“ A customer is only going to pay for what they perceive as value; the rest is waste.”
Matt Gold, president of Gold Hill Nursery in Hillsboro OR
Today’s consumers are info-starved and don’t have a minute to spare. If your employee can’t confidently answer their question, Google is punched into a smart phone faster than you can say, “let me find out for you.” Failure is not an option. Consumers want to know how to make their flower purchase last. Product failure is the kiss of death for (repeat) flower sales so training is tantamount to winning sustainable sales. Personnel is your starting point. Here is some information on flowers that your personnel should know!
FAQs all floral employees should be able to answer:
1. Where are these flowers grown?
2. How do they keep them fresh from Colombia to my home?
3. How long will they last?
4. How do I take care of it once I get home?
5. Does that little food packet make a difference?
6. Can I use the petals in my salad and sprinkled on the icing of my cupcakes for color?
1. 85% of all commercial flowers enjoyed by US consumers are grown in Colombia and Ecuador

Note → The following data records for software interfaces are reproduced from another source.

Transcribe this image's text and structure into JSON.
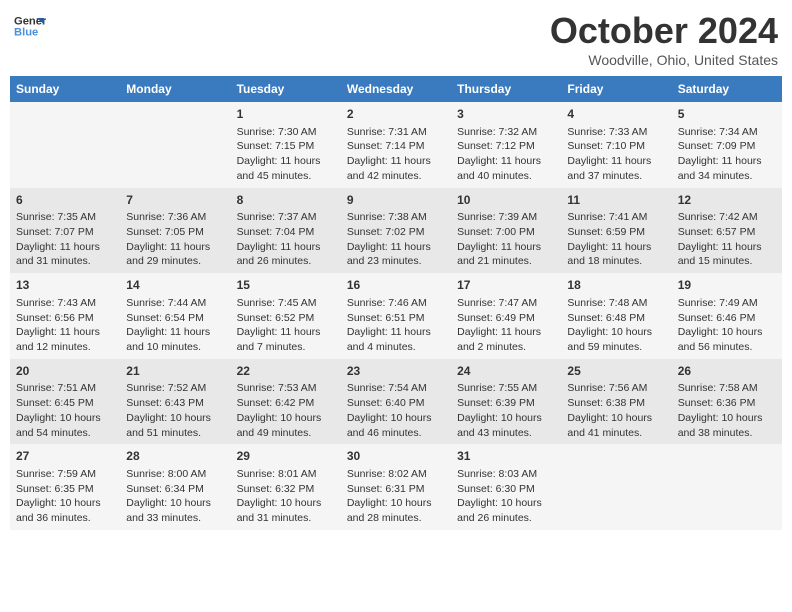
{
  "header": {
    "logo_line1": "General",
    "logo_line2": "Blue",
    "month": "October 2024",
    "location": "Woodville, Ohio, United States"
  },
  "days_of_week": [
    "Sunday",
    "Monday",
    "Tuesday",
    "Wednesday",
    "Thursday",
    "Friday",
    "Saturday"
  ],
  "weeks": [
    [
      {
        "day": "",
        "info": ""
      },
      {
        "day": "",
        "info": ""
      },
      {
        "day": "1",
        "info": "Sunrise: 7:30 AM\nSunset: 7:15 PM\nDaylight: 11 hours and 45 minutes."
      },
      {
        "day": "2",
        "info": "Sunrise: 7:31 AM\nSunset: 7:14 PM\nDaylight: 11 hours and 42 minutes."
      },
      {
        "day": "3",
        "info": "Sunrise: 7:32 AM\nSunset: 7:12 PM\nDaylight: 11 hours and 40 minutes."
      },
      {
        "day": "4",
        "info": "Sunrise: 7:33 AM\nSunset: 7:10 PM\nDaylight: 11 hours and 37 minutes."
      },
      {
        "day": "5",
        "info": "Sunrise: 7:34 AM\nSunset: 7:09 PM\nDaylight: 11 hours and 34 minutes."
      }
    ],
    [
      {
        "day": "6",
        "info": "Sunrise: 7:35 AM\nSunset: 7:07 PM\nDaylight: 11 hours and 31 minutes."
      },
      {
        "day": "7",
        "info": "Sunrise: 7:36 AM\nSunset: 7:05 PM\nDaylight: 11 hours and 29 minutes."
      },
      {
        "day": "8",
        "info": "Sunrise: 7:37 AM\nSunset: 7:04 PM\nDaylight: 11 hours and 26 minutes."
      },
      {
        "day": "9",
        "info": "Sunrise: 7:38 AM\nSunset: 7:02 PM\nDaylight: 11 hours and 23 minutes."
      },
      {
        "day": "10",
        "info": "Sunrise: 7:39 AM\nSunset: 7:00 PM\nDaylight: 11 hours and 21 minutes."
      },
      {
        "day": "11",
        "info": "Sunrise: 7:41 AM\nSunset: 6:59 PM\nDaylight: 11 hours and 18 minutes."
      },
      {
        "day": "12",
        "info": "Sunrise: 7:42 AM\nSunset: 6:57 PM\nDaylight: 11 hours and 15 minutes."
      }
    ],
    [
      {
        "day": "13",
        "info": "Sunrise: 7:43 AM\nSunset: 6:56 PM\nDaylight: 11 hours and 12 minutes."
      },
      {
        "day": "14",
        "info": "Sunrise: 7:44 AM\nSunset: 6:54 PM\nDaylight: 11 hours and 10 minutes."
      },
      {
        "day": "15",
        "info": "Sunrise: 7:45 AM\nSunset: 6:52 PM\nDaylight: 11 hours and 7 minutes."
      },
      {
        "day": "16",
        "info": "Sunrise: 7:46 AM\nSunset: 6:51 PM\nDaylight: 11 hours and 4 minutes."
      },
      {
        "day": "17",
        "info": "Sunrise: 7:47 AM\nSunset: 6:49 PM\nDaylight: 11 hours and 2 minutes."
      },
      {
        "day": "18",
        "info": "Sunrise: 7:48 AM\nSunset: 6:48 PM\nDaylight: 10 hours and 59 minutes."
      },
      {
        "day": "19",
        "info": "Sunrise: 7:49 AM\nSunset: 6:46 PM\nDaylight: 10 hours and 56 minutes."
      }
    ],
    [
      {
        "day": "20",
        "info": "Sunrise: 7:51 AM\nSunset: 6:45 PM\nDaylight: 10 hours and 54 minutes."
      },
      {
        "day": "21",
        "info": "Sunrise: 7:52 AM\nSunset: 6:43 PM\nDaylight: 10 hours and 51 minutes."
      },
      {
        "day": "22",
        "info": "Sunrise: 7:53 AM\nSunset: 6:42 PM\nDaylight: 10 hours and 49 minutes."
      },
      {
        "day": "23",
        "info": "Sunrise: 7:54 AM\nSunset: 6:40 PM\nDaylight: 10 hours and 46 minutes."
      },
      {
        "day": "24",
        "info": "Sunrise: 7:55 AM\nSunset: 6:39 PM\nDaylight: 10 hours and 43 minutes."
      },
      {
        "day": "25",
        "info": "Sunrise: 7:56 AM\nSunset: 6:38 PM\nDaylight: 10 hours and 41 minutes."
      },
      {
        "day": "26",
        "info": "Sunrise: 7:58 AM\nSunset: 6:36 PM\nDaylight: 10 hours and 38 minutes."
      }
    ],
    [
      {
        "day": "27",
        "info": "Sunrise: 7:59 AM\nSunset: 6:35 PM\nDaylight: 10 hours and 36 minutes."
      },
      {
        "day": "28",
        "info": "Sunrise: 8:00 AM\nSunset: 6:34 PM\nDaylight: 10 hours and 33 minutes."
      },
      {
        "day": "29",
        "info": "Sunrise: 8:01 AM\nSunset: 6:32 PM\nDaylight: 10 hours and 31 minutes."
      },
      {
        "day": "30",
        "info": "Sunrise: 8:02 AM\nSunset: 6:31 PM\nDaylight: 10 hours and 28 minutes."
      },
      {
        "day": "31",
        "info": "Sunrise: 8:03 AM\nSunset: 6:30 PM\nDaylight: 10 hours and 26 minutes."
      },
      {
        "day": "",
        "info": ""
      },
      {
        "day": "",
        "info": ""
      }
    ]
  ]
}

2. Strict protocols from point of harvest through transit ensure freshness. At harvest, stems are treated in special solutions to hydrate, then cooled to reduce dehydration. Finally bunches are carefully packed to prevent mechanical damage. On US arrival, exacting temperature management minimizes rate of respiration to conserve energy for the vase stage.
3. Every variety within a genus has its own genetically-coded vase life. Lilies and Carnations easily last 12–15 days. Roses last between 5-7 days.

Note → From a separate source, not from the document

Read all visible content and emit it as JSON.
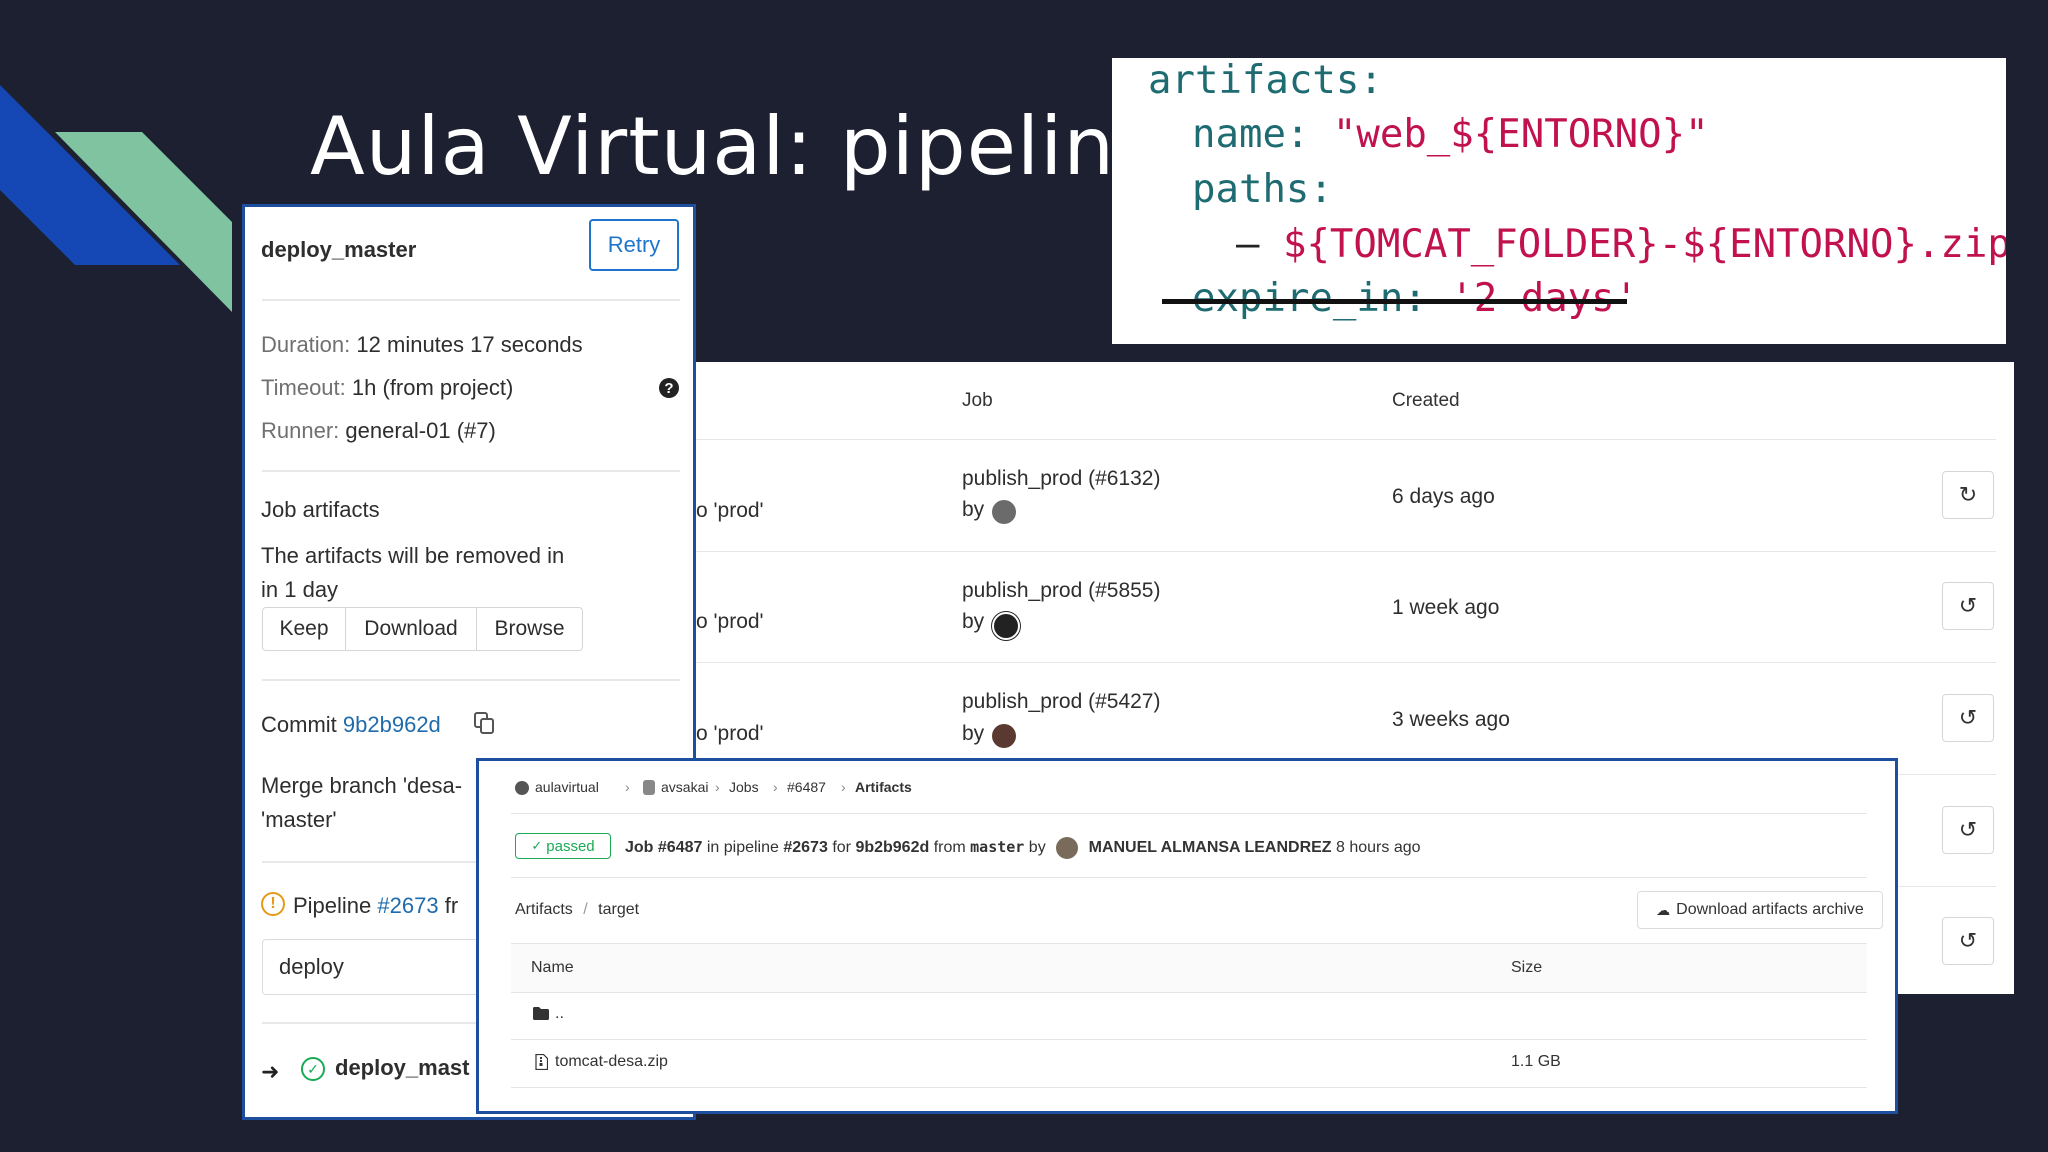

4. Mix entire 10g flower food packet with 1 quart of cold water. Fill a clean vase half full with food solution. Cut 1+ inch off each stem. Immediately place stems in vase. Keep foliage above water level. Use remaining flower food solution to top-up as blooms drink the solution. Do not add water or ice–it dilutes the formula, rendering it useless. Flower food flows into and nourishes stems for 5-7 days.
5. Flower food gives 50% longer vase life vs. plain water.
6. Commercially grown cut flower petals are not safe to eat or use as decorations on/in food